Augenbaum, Harold. The Graphic Novel and the Literary Canon. Electronic Liter-

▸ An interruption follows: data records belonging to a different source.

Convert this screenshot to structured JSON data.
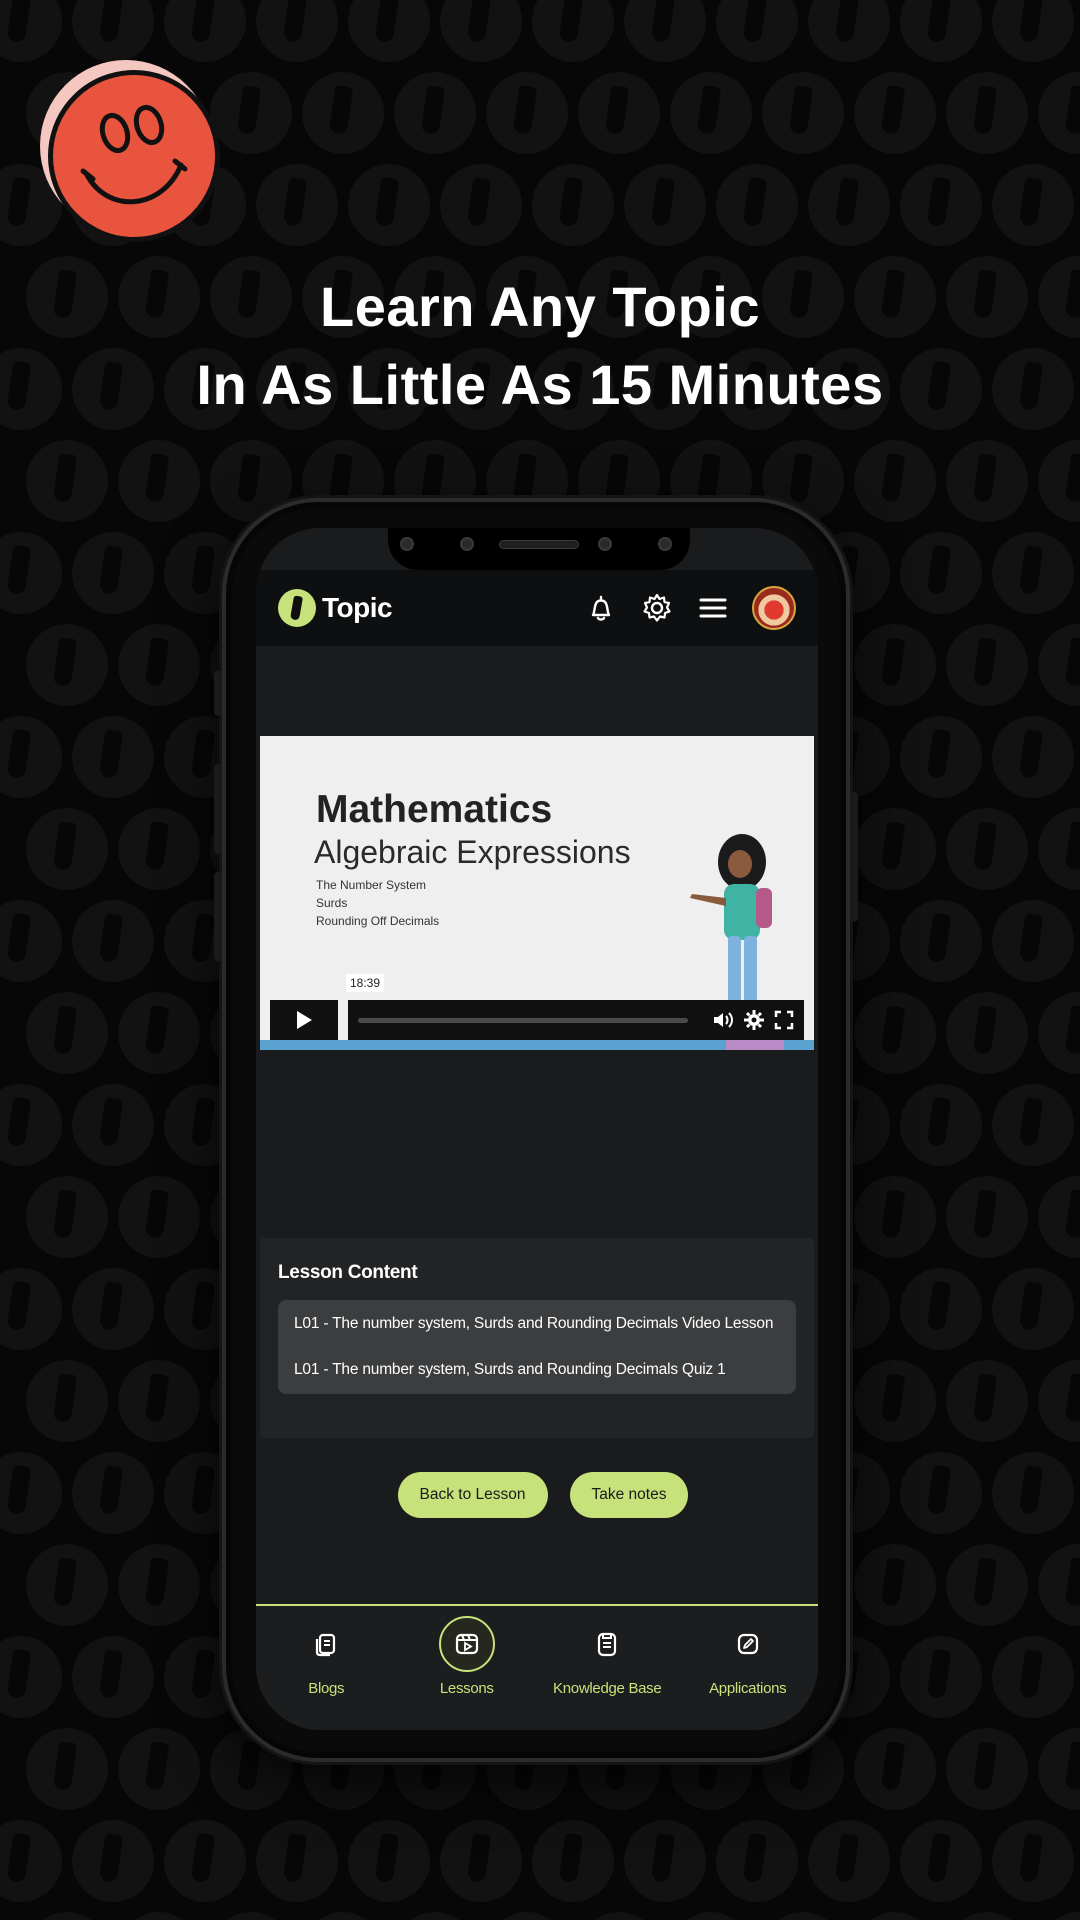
{
  "headline": {
    "line1": "Learn Any Topic",
    "line2": "In As Little As 15 Minutes"
  },
  "app": {
    "brand_name": "Topic",
    "header_icons": [
      "bell-icon",
      "gear-icon",
      "menu-icon",
      "avatar"
    ]
  },
  "video": {
    "title": "Mathematics",
    "subtitle": "Algebraic Expressions",
    "topics": [
      "The Number System",
      "Surds",
      "Rounding Off Decimals"
    ],
    "time": "18:39"
  },
  "lesson": {
    "heading": "Lesson Content",
    "items": [
      "L01 - The number system, Surds and Rounding Decimals Video Lesson",
      "L01 - The number system, Surds and Rounding Decimals Quiz 1"
    ]
  },
  "actions": {
    "back_label": "Back to Lesson",
    "notes_label": "Take notes"
  },
  "nav": {
    "items": [
      {
        "label": "Blogs",
        "icon": "blog-icon",
        "active": false
      },
      {
        "label": "Lessons",
        "icon": "lessons-icon",
        "active": true
      },
      {
        "label": "Knowledge Base",
        "icon": "knowledge-base-icon",
        "active": false
      },
      {
        "label": "Applications",
        "icon": "applications-icon",
        "active": false
      }
    ]
  },
  "colors": {
    "accent": "#c7e27a",
    "smiley": "#e8543e",
    "background": "#070707"
  }
}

Barnard, Mary. The Mythmakers. Athens, Ohio: The Ohio University Press, 1996.